Fred Roth was killed in May of 1967 in Vietnam.
Freddie Roth was a hard-working kid. It seemed he always had a paper route, and while the rest of the guys in the Larchmont neighborhood played baseball after school, Fred was picking up his papers at the drop box at 96th and East D to start his deliveries.
Freddie and I ran away from school together in the second grade. We had lunch at his house that day -- tuna sandwiches and tomato soup if I remember correctly -- and made our plans. During the afternoon session of school at Larchmont, which then was a collection of portable buildings at 97th and East B streets, he asked to be excused to use the bathroom. A couple minutes later, I raised my hand for the same reason.
We met at the bike rack and made our break! Freddie made it. I got caught.
After a pretty severe scolding from my mom, herself a teacher, she admitted that if she had had our second-grade teacher, Mrs. Abner, she might have run away too.
Fred's mom, who fed us lunch that day, was one of the first daffodil queens in 1934 or '35. She was a nice lady who outlived most of her children.
Fred enlisted in the Marine Corps after graduation. He had finished his first tour in Vietnam and was back in the neighborhood around Christmas time when I was home for Christmas break from UW. He said that he had extended his tour for an additional 6 months to avoid pulling a second 12-month tour at the end of his 4-year enlistment, which was the standard for the Marine Corps at the time.
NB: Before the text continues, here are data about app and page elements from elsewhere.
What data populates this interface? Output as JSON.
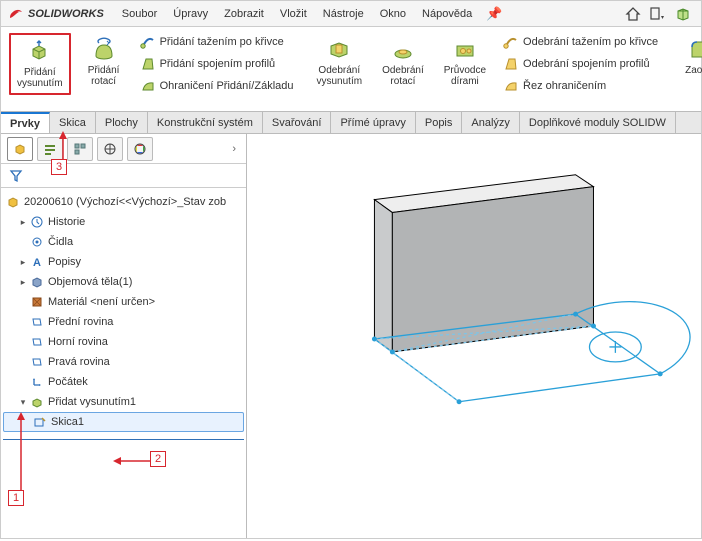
{
  "app": {
    "name": "SOLIDWORKS"
  },
  "menu": {
    "items": [
      "Soubor",
      "Úpravy",
      "Zobrazit",
      "Vložit",
      "Nástroje",
      "Okno",
      "Nápověda"
    ]
  },
  "ribbon": {
    "extrude": {
      "label": "Přidání vysunutím"
    },
    "revolve": {
      "label": "Přidání rotací"
    },
    "sweep": {
      "label": "Přidání tažením po křivce"
    },
    "loft": {
      "label": "Přidání spojením profilů"
    },
    "boundary": {
      "label": "Ohraničení Přidání/Základu"
    },
    "cut_extrude": {
      "label": "Odebrání vysunutím"
    },
    "cut_revolve": {
      "label": "Odebrání rotací"
    },
    "hole_wizard": {
      "label": "Průvodce dírami"
    },
    "cut_sweep": {
      "label": "Odebrání tažením po křivce"
    },
    "cut_loft": {
      "label": "Odebrání spojením profilů"
    },
    "cut_boundary": {
      "label": "Řez ohraničením"
    },
    "fillet": {
      "label": "Zaoblit"
    }
  },
  "tabs": [
    "Prvky",
    "Skica",
    "Plochy",
    "Konstrukční systém",
    "Svařování",
    "Přímé úpravy",
    "Popis",
    "Analýzy",
    "Doplňkové moduly SOLIDW"
  ],
  "tree": {
    "root": "20200610 (Výchozí<<Výchozí>_Stav zob",
    "history": "Historie",
    "sensors": "Čidla",
    "annotations": "Popisy",
    "bodies": "Objemová těla(1)",
    "material": "Materiál <není určen>",
    "front": "Přední rovina",
    "top": "Horní rovina",
    "right": "Pravá rovina",
    "origin": "Počátek",
    "feat1": "Přidat vysunutím1",
    "sketch1": "Skica1"
  },
  "annotations": {
    "n1": "1",
    "n2": "2",
    "n3": "3"
  }
}
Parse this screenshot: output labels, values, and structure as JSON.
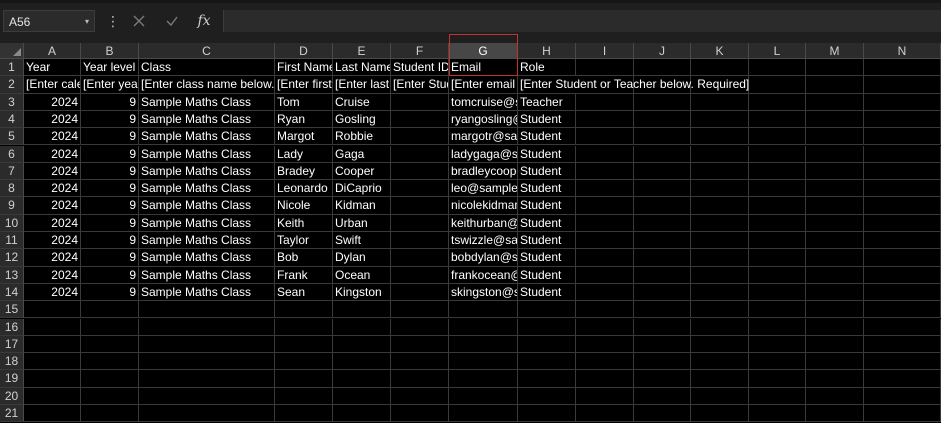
{
  "formula_bar": {
    "name_box": "A56",
    "caret": "▾",
    "separator": "⋮",
    "cancel_icon": "✕",
    "enter_icon": "✓",
    "fx_label": "fx",
    "formula_value": ""
  },
  "columns": [
    "A",
    "B",
    "C",
    "D",
    "E",
    "F",
    "G",
    "H",
    "I",
    "J",
    "K",
    "L",
    "M",
    "N"
  ],
  "selected_column": "G",
  "rows": [
    "1",
    "2",
    "3",
    "4",
    "5",
    "6",
    "7",
    "8",
    "9",
    "10",
    "11",
    "12",
    "13",
    "14",
    "15",
    "16",
    "17",
    "18",
    "19",
    "20",
    "21"
  ],
  "header_row": [
    "Year",
    "Year level",
    "Class",
    "First Name",
    "Last Name",
    "Student ID",
    "Email",
    "Role"
  ],
  "instruction_row": [
    "[Enter calendar year below]",
    "[Enter year level below]",
    "[Enter class name below. Required]",
    "[Enter first name below]",
    "[Enter last name below]",
    "[Enter Student ID below]",
    "[Enter email below]",
    "[Enter Student or Teacher below. Required]"
  ],
  "data_rows": [
    {
      "year": "2024",
      "level": "9",
      "class": "Sample Maths Class",
      "first": "Tom",
      "last": "Cruise",
      "id": "",
      "email": "tomcruise@sample.com",
      "role": "Teacher"
    },
    {
      "year": "2024",
      "level": "9",
      "class": "Sample Maths Class",
      "first": "Ryan",
      "last": "Gosling",
      "id": "",
      "email": "ryangosling@sample.com",
      "role": "Student"
    },
    {
      "year": "2024",
      "level": "9",
      "class": "Sample Maths Class",
      "first": "Margot",
      "last": "Robbie",
      "id": "",
      "email": "margotr@sample.com",
      "role": "Student"
    },
    {
      "year": "2024",
      "level": "9",
      "class": "Sample Maths Class",
      "first": "Lady",
      "last": "Gaga",
      "id": "",
      "email": "ladygaga@sample.com",
      "role": "Student"
    },
    {
      "year": "2024",
      "level": "9",
      "class": "Sample Maths Class",
      "first": "Bradey",
      "last": "Cooper",
      "id": "",
      "email": "bradleycooper@sample.com",
      "role": "Student"
    },
    {
      "year": "2024",
      "level": "9",
      "class": "Sample Maths Class",
      "first": "Leonardo",
      "last": "DiCaprio",
      "id": "",
      "email": "leo@sample.com",
      "role": "Student"
    },
    {
      "year": "2024",
      "level": "9",
      "class": "Sample Maths Class",
      "first": "Nicole",
      "last": "Kidman",
      "id": "",
      "email": "nicolekidman@sample.com",
      "role": "Student"
    },
    {
      "year": "2024",
      "level": "9",
      "class": "Sample Maths Class",
      "first": "Keith",
      "last": "Urban",
      "id": "",
      "email": "keithurban@sample.com",
      "role": "Student"
    },
    {
      "year": "2024",
      "level": "9",
      "class": "Sample Maths Class",
      "first": "Taylor",
      "last": "Swift",
      "id": "",
      "email": "tswizzle@sample.com",
      "role": "Student"
    },
    {
      "year": "2024",
      "level": "9",
      "class": "Sample Maths Class",
      "first": "Bob",
      "last": "Dylan",
      "id": "",
      "email": "bobdylan@sample.com",
      "role": "Student"
    },
    {
      "year": "2024",
      "level": "9",
      "class": "Sample Maths Class",
      "first": "Frank",
      "last": "Ocean",
      "id": "",
      "email": "frankocean@sample.com",
      "role": "Student"
    },
    {
      "year": "2024",
      "level": "9",
      "class": "Sample Maths Class",
      "first": "Sean",
      "last": "Kingston",
      "id": "",
      "email": "skingston@sample.com",
      "role": "Student"
    }
  ],
  "colors": {
    "background": "#000000",
    "header_bg": "#2b2b2b",
    "selected_header_bg": "#474747",
    "gridline": "#3a3a3a",
    "selection_outline": "#c0342f",
    "text": "#ffffff"
  }
}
He went back, and was killed in May.
I think about Fred every time I drive by the site of the newspaper drop box at 96th and East D .... wonder if things might have turned out differently if I'd gotten away and he'd been caught?
Rest well, Freddie.